"We're behind - way behind," said Kenneth Estes, president of the North Mississippi Home Builders and Remodelers Association. Estes' group supports adopting the new measures, saying they will make structures safer and more sound.

Of the changes to occur, the most significant ones include:

- Basing structural design on 70 mph wind speeds, up from the current 90 mph speeds.

- Putting smoke detectors in every bedroom and the central hallway of a house as opposed to just in the hallway. Also, each detector must be linked, so that if one goes off they all go off.

- Separating attached garages from houses with fire-rated sheet rock.

- Indicating the insulation rating used in a house.

- Installing fire sprinklers in all clubs and lounges with capacity for more than 100 people. Currently the capacity starts at 300 people.

- Installing fire sprinklers in all single- and two-family dwellings. Council members could opt to remove this clause from the codes, however.

"They are really not big changes," said city planner Pat Falkner. "These are not drastic even though we're jumping from a 1997 code to a nine-year mark."

Actually, the city did briefly adopt the 2000 International Building Code several years ago but switched back to the current one after some builders complained about cost. Their biggest gripe was related to the strict requirements for foundations to withstand earthquakes. But those rules have been slackened in the 2006 version, Falkner said.

Although no one could estimate just how much more expensive new construction would be under the new guidelines, Estes said it wouldn't be cost-prohibitive.

Council members are expected to discuss the changes at their Dec. 4 meeting. They were proposed earlier this year by the city License Commission, an eight-member citizen board that reviews codes and code violations. Leaders could make a decision before Christmas, and if approved, the codes could take effect by Jan. 1.

In most cases, existing homes and businesses will not be affected by the change. Exceptions are clubs and lounges that will have to install fire sprinklers if their capacity tops 100 people and they currently don't have the systems.

Also, landlords who next year must submit to a housing inspection to get a newly required business license will be forced to comply with the updated guidelines, said the city's chief building inspector David Wammack.

Although proponents laud the new codes, their adoption would further widen - albeit minimally - the price gap between building in Tupelo versus outside city limits, where the county has no such requirements.

Wammack doesn't see that as a problem, however. He called it Tupelo's job to provide safe housing and services to its residents, and passing the most modern codes is part of that. Citizens who want to benefit will remain in the city; those who don't have another option.

Major differences between Tupelo's current building code (SBC) and the new, proposed code (IBC):

1997 Southern Building Code 2006 International Building Code

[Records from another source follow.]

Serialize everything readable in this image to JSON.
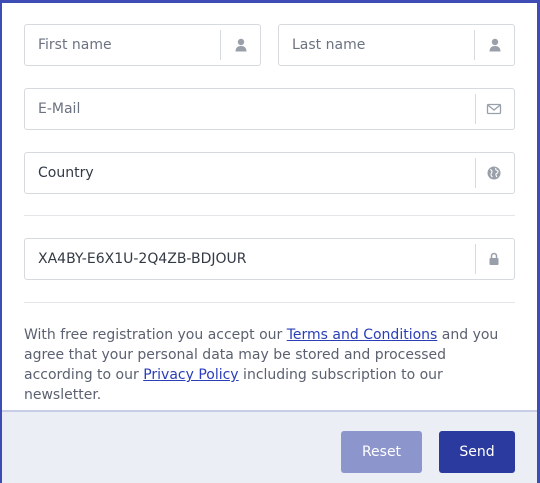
{
  "form": {
    "first_name": {
      "value": "",
      "placeholder": "First name",
      "icon": "user-icon"
    },
    "last_name": {
      "value": "",
      "placeholder": "Last name",
      "icon": "user-icon"
    },
    "email": {
      "value": "",
      "placeholder": "E-Mail",
      "icon": "envelope-icon"
    },
    "country": {
      "value": "Country",
      "placeholder": "",
      "icon": "globe-icon"
    },
    "code": {
      "value": "XA4BY-E6X1U-2Q4ZB-BDJOUR",
      "icon": "lock-icon"
    }
  },
  "legal": {
    "part1": "With free registration you accept our ",
    "terms_link": "Terms and Conditions",
    "part2": " and you agree that your personal data may be stored and processed according to our ",
    "privacy_link": "Privacy Policy",
    "part3": " including subscription to our newsletter."
  },
  "footer": {
    "reset_label": "Reset",
    "send_label": "Send"
  },
  "colors": {
    "accent": "#2b3a9e",
    "reset_button": "#8c95cc",
    "link": "#2a3eb8",
    "footer_bg": "#eceef5"
  }
}
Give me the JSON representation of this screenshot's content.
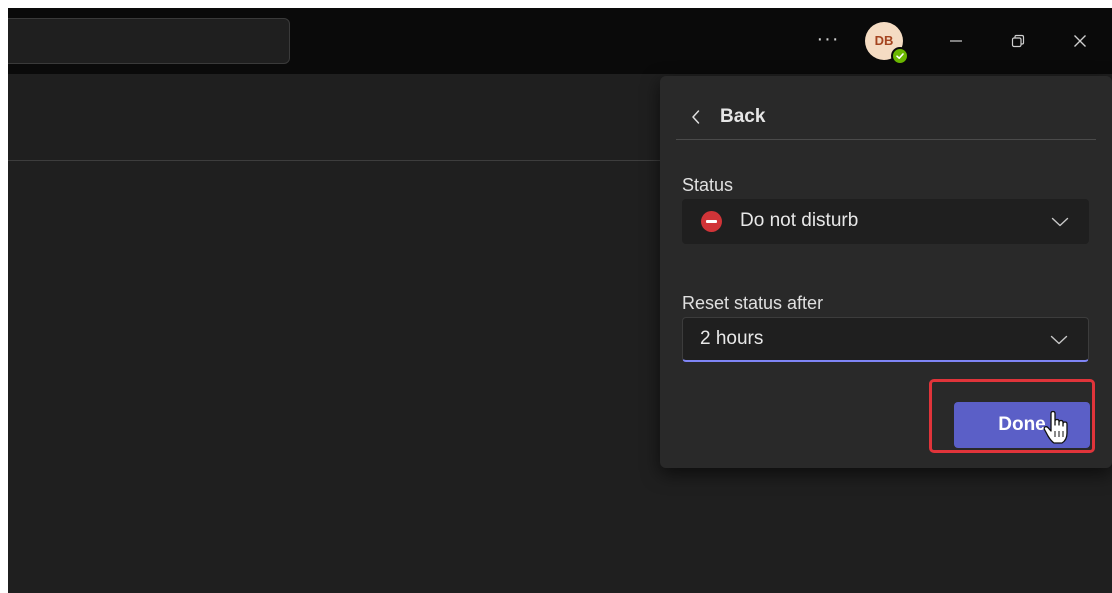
{
  "titlebar": {
    "more_label": "···",
    "avatar_initials": "DB",
    "presence_status": "available",
    "icons": [
      "more-icon",
      "minimize-icon",
      "restore-icon",
      "close-icon"
    ]
  },
  "panel": {
    "back_label": "Back",
    "status_label": "Status",
    "status_value": "Do not disturb",
    "status_icon": "do-not-disturb-icon",
    "status_color": "#d13438",
    "reset_label": "Reset status after",
    "reset_value": "2 hours",
    "done_label": "Done"
  },
  "colors": {
    "accent": "#5b5fc7",
    "highlight": "#e0343a",
    "presence_available": "#6bb700"
  }
}
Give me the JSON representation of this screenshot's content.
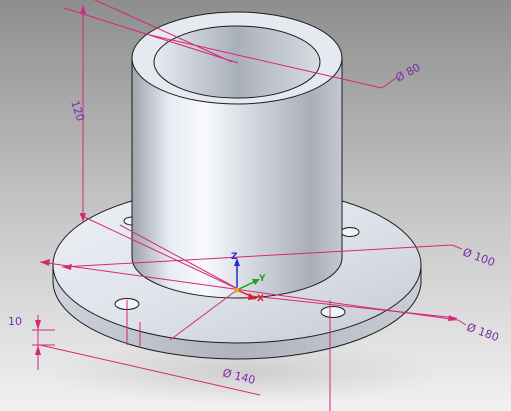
{
  "viewport": {
    "background_top": "#8e8e8e",
    "background_bottom": "#f1f1f1"
  },
  "model": {
    "description_colors": {
      "steel_light": "#f4f6fa",
      "steel_mid": "#c9cdd6",
      "steel_dark": "#8d929c",
      "edge": "#1c1c1c"
    }
  },
  "dimensions": {
    "height": "120",
    "inner_diameter": "Ø 80",
    "tube_diameter": "Ø 100",
    "bolt_circle": "Ø 140",
    "flange_diameter": "Ø 180",
    "flange_thickness": "10",
    "color": "#d6267a",
    "text_color": "#7a2aa8"
  },
  "triad": {
    "x_label": "X",
    "y_label": "Y",
    "z_label": "Z",
    "x_color": "#e02020",
    "y_color": "#20a020",
    "z_color": "#2030d0"
  }
}
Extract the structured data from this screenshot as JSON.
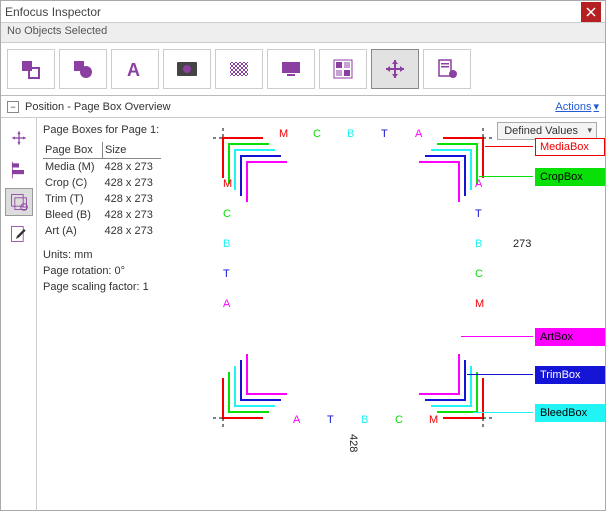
{
  "window": {
    "title": "Enfocus Inspector"
  },
  "status": {
    "text": "No Objects Selected"
  },
  "toolbar": {
    "items": [
      {
        "name": "fill-stroke-tool"
      },
      {
        "name": "shapes-tool"
      },
      {
        "name": "text-tool"
      },
      {
        "name": "image-tool"
      },
      {
        "name": "transparency-tool"
      },
      {
        "name": "screen-tool"
      },
      {
        "name": "separations-tool"
      },
      {
        "name": "position-tool"
      },
      {
        "name": "prepress-tool"
      }
    ]
  },
  "section": {
    "title": "Position - Page Box Overview",
    "actions_label": "Actions"
  },
  "dropdown": {
    "selected": "Defined Values"
  },
  "pageboxes": {
    "heading": "Page Boxes for Page 1:",
    "headers": {
      "box": "Page Box",
      "size": "Size"
    },
    "rows": [
      {
        "label": "Media (M)",
        "size": "428 x 273"
      },
      {
        "label": "Crop (C)",
        "size": "428 x 273"
      },
      {
        "label": "Trim (T)",
        "size": "428 x 273"
      },
      {
        "label": "Bleed (B)",
        "size": "428 x 273"
      },
      {
        "label": "Art (A)",
        "size": "428 x 273"
      }
    ],
    "units_line": "Units: mm",
    "rotation_line": "Page rotation: 0°",
    "scaling_line": "Page scaling factor: 1"
  },
  "diagram": {
    "letters": {
      "M": "M",
      "C": "C",
      "B": "B",
      "T": "T",
      "A": "A"
    },
    "width_label": "428",
    "height_label": "273"
  },
  "callouts": {
    "media": {
      "label": "MediaBox",
      "bg": "#ffffff",
      "fg": "#f00000",
      "border": "#f00000"
    },
    "crop": {
      "label": "CropBox",
      "bg": "#08e008",
      "fg": "#000000",
      "border": "#08e008"
    },
    "art": {
      "label": "ArtBox",
      "bg": "#ff00ff",
      "fg": "#000000",
      "border": "#ff00ff"
    },
    "trim": {
      "label": "TrimBox",
      "bg": "#1414d6",
      "fg": "#ffffff",
      "border": "#1414d6"
    },
    "bleed": {
      "label": "BleedBox",
      "bg": "#20f4f4",
      "fg": "#000000",
      "border": "#20f4f4"
    }
  },
  "colors": {
    "media": "#f00000",
    "crop": "#08e008",
    "trim": "#1414d6",
    "bleed": "#20f4f4",
    "art": "#ff00ff"
  }
}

- Must build for a 70 mph wind speed -Must build for a 90 mph wind speed

- Need smoke detectors in each bedroom and in central hallway - Need smoke detector in central hallway only

- Garages need to be separated from the house with fire-rated sheet rock - No need to separate garage and house in this way

- Builders must indicate what level of insulation they used - Insulation rating unspecified

-Fire sprinklers in clubs and lounges with capacity for more than 100 people - Sprinklers when the capacity starts at 300 people

- Fire sprinklers in all single- and two-family dwellings. Although, council members could opt to remove this clause from the code - No sprinkler needs in residential dwellings.

Recommended for you

comments powered by Disqus